    I should clarify that I don’t have some sort of a checklist of requirements that allow me to form a yay or nay opinion about a Kickstarter project. But if I had to boil it down to one criterion, it might be infatuation. Good art, good work in general, needs to be done mostly because whomever is doing it couldn’t imagine doing otherwise. Art in particular has to eat at the creator, it has to beg to come out. Those projects that want Kickstarter to underwrite desire as well as risk seem the most troubling to me.

    In your case, you have a long and proven track record actually doing computer history, often at the expense of your own health and sanity.
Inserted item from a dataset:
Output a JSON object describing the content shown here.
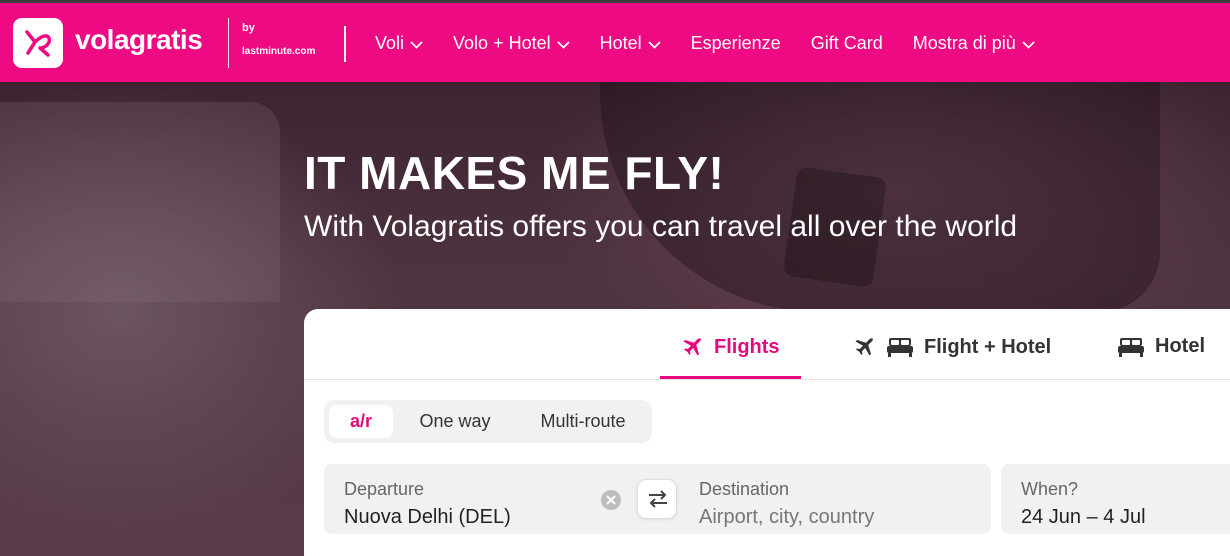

That’s more than enough evidence of blind zeal in my book.

  12. Rafi

    Why such a narrow and tragic view of what art has to be? I imagine you must have greatly sympathized with Salieri when you watched Amadeus.

    Do you consider any motion pictures to be works of art? Or are they all tainted by the necessity of compromise, money, and collaborations of people with various levels of passion.

  13. Ian Bogost

    Rafi, I give art a very wide latitude. But I can’t call something art that strives to cover its ass entirely, to remove all risk in the way that many Kickstarter projects do. Startup companies are more likely art than many of these efforts, which amount to “Inspire me by giving me money.”

  14. Keith Nemitz

    Ian, you have a very romantic concept of art, which I admire, but more practically, especially with collaborative art, money can cover parts of a project the artist(s) can’t. Not every great work can be made by one person, nor can one person always attract a full team to produce a work.

    For myself, I engineer code, design gameplay, write narrative, handle some audio and imagery, but still need to hire other skills to complete a game: art direction, voice acting, testing. I think Kickstarter could be very helpful to enable competency for parts of a work outside the makers’ capabilities.

  15. Ian Bogost

    Keith, I worry that you and others have misunderstood me. Of course money is useful and necessary for many things. But to say that art demands something irreducible to funding in its molten center, at its start, that does not relate to economy—that’s something different.